This sort of thing – explaining the Fermi Paradox and speculating about why we haven’t heard from alien civilizations yet – is my jam.
The title of this post sets forth the three basic possibilities of why that may be. (1) That our civilization is exceedingly rare in the universe; (2) That we’re just first and all of the others haven’t grown opposable thumbs or built radios yet; or – and this is why this sort of thing is my jam – (3) that we’re utterly fucked because all species which have evolved to our level or slightly ahead of us die out and we’re next.
The key here is The Great Filter. The Great Filter is the wall beyond which almost no life on other planets passes. Cataclysm. Astronomical stuff like gamma rays. Asteroids. Single cell organisms never figuring out how to become multi-cell organisms. Super intelligent multi-cell organisms figuring out how to build nuclear weapons and annihilating themselves. For a humanist like me, The Great Filter is the closest thing there is to God. Except way more interesting, due to Its even-handedness and cool detachment.
Basically, Great Filter placement matters like this:
1) if our failure to find alien life is because we are rare in the universe, we may have leapt over The Great Filter where no other civilizations had. Which, sure, makes us lonely, but means as a civilization we beat the odds and our future is bright. So: no aliens = good news.
2) If our failure to find alien life is because we just happen to be the first to get to this stage of development, well, that’s OK. That means the development of life and civilization is a new thing. Many may be coming up right behind us, even if they’re not quite ready to transmit radio waves yet. Here The Great Filter hasn’t come into play. Maybe it never does. But if it does, it’s way ahead of us.

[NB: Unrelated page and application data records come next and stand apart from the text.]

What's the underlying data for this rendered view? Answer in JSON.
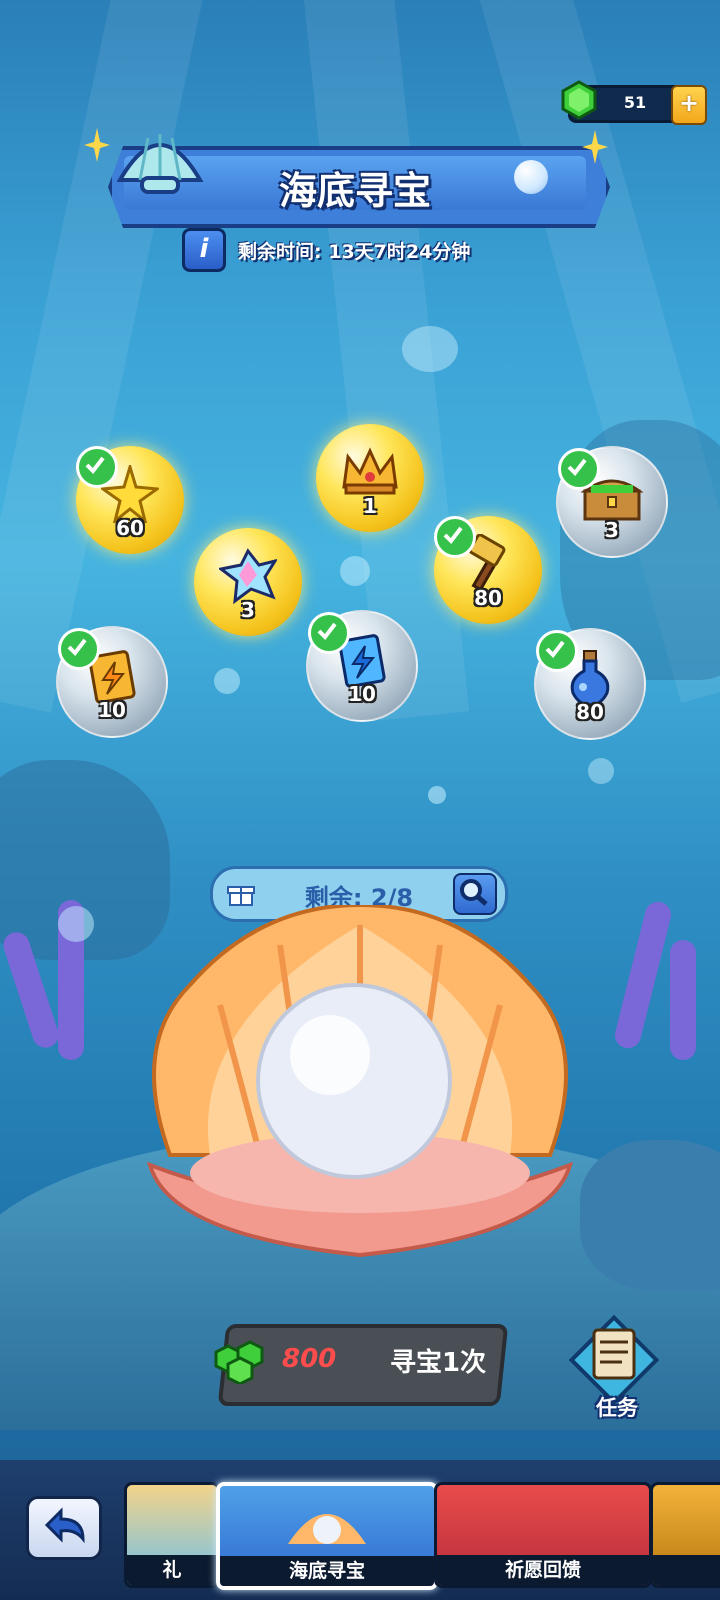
{
  "currency": {
    "gems": "51",
    "add": "+"
  },
  "event": {
    "title": "海底寻宝",
    "timer_label": "剩余时间:",
    "timer_value": "13天7时24分钟",
    "info": "i"
  },
  "rewards": [
    {
      "name": "gold-star",
      "count": "60",
      "claimed": true,
      "style": "gold"
    },
    {
      "name": "crown",
      "count": "1",
      "claimed": false,
      "style": "gold"
    },
    {
      "name": "treasure-chest",
      "count": "3",
      "claimed": true,
      "style": "silver"
    },
    {
      "name": "rainbow-crystal",
      "count": "3",
      "claimed": false,
      "style": "gold"
    },
    {
      "name": "hammer",
      "count": "80",
      "claimed": true,
      "style": "gold"
    },
    {
      "name": "yellow-energy-pack",
      "count": "10",
      "claimed": true,
      "style": "silver"
    },
    {
      "name": "blue-energy-pack",
      "count": "10",
      "claimed": true,
      "style": "silver"
    },
    {
      "name": "potion",
      "count": "80",
      "claimed": true,
      "style": "silver"
    }
  ],
  "remaining": {
    "label": "剩余:",
    "value": "2/8"
  },
  "action": {
    "cost": "800",
    "label": "寻宝1次"
  },
  "task": {
    "label": "任务"
  },
  "nav": {
    "tabs": [
      {
        "label": "礼",
        "active": false
      },
      {
        "label": "海底寻宝",
        "active": true
      },
      {
        "label": "祈愿回馈",
        "active": false
      },
      {
        "label": "",
        "active": false
      }
    ]
  },
  "colors": {
    "accent": "#3d7fd9",
    "gold": "#f4c21b",
    "check": "#36c24a",
    "cost": "#ff4d4d"
  }
}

3) But what if our failure to find alien life is because all alien life that reaches a certain technological or evolutionary level runs smack dab into The Great Filter soon after? Meaning, sure, the billions of planets and stars created a TON of civilizations but, oops, they’re all dead now. Which probably means we’re next. This leads to my favorite part of the whole Fermi Paradox/Great Filter analysis: finding evidence of past sophisticated life on other planets may be the worst possible thing ever:
This is why Oxford University philosopher Nick Bostrom says that “no news is good news.” The discovery of even simple life on Mars would be devastating, because it would cut out a number of potential Great Filters behind us. And if we were to find fossilized complex life on Mars, Bostrom says “it would be by far the worst news ever printed on a newspaper cover,” because it would mean The Great Filter is almost definitely ahead of us—ultimately dooming the species. Bostrom believes that when it comes to The Fermi Paradox, “the silence of the night sky is golden.”
This stuff is utterly fantastic and if you’re not into this kind of thing, well, we’re not going to have a lot to talk about once all the mundane daily topics of weather, sports and dinner are used up.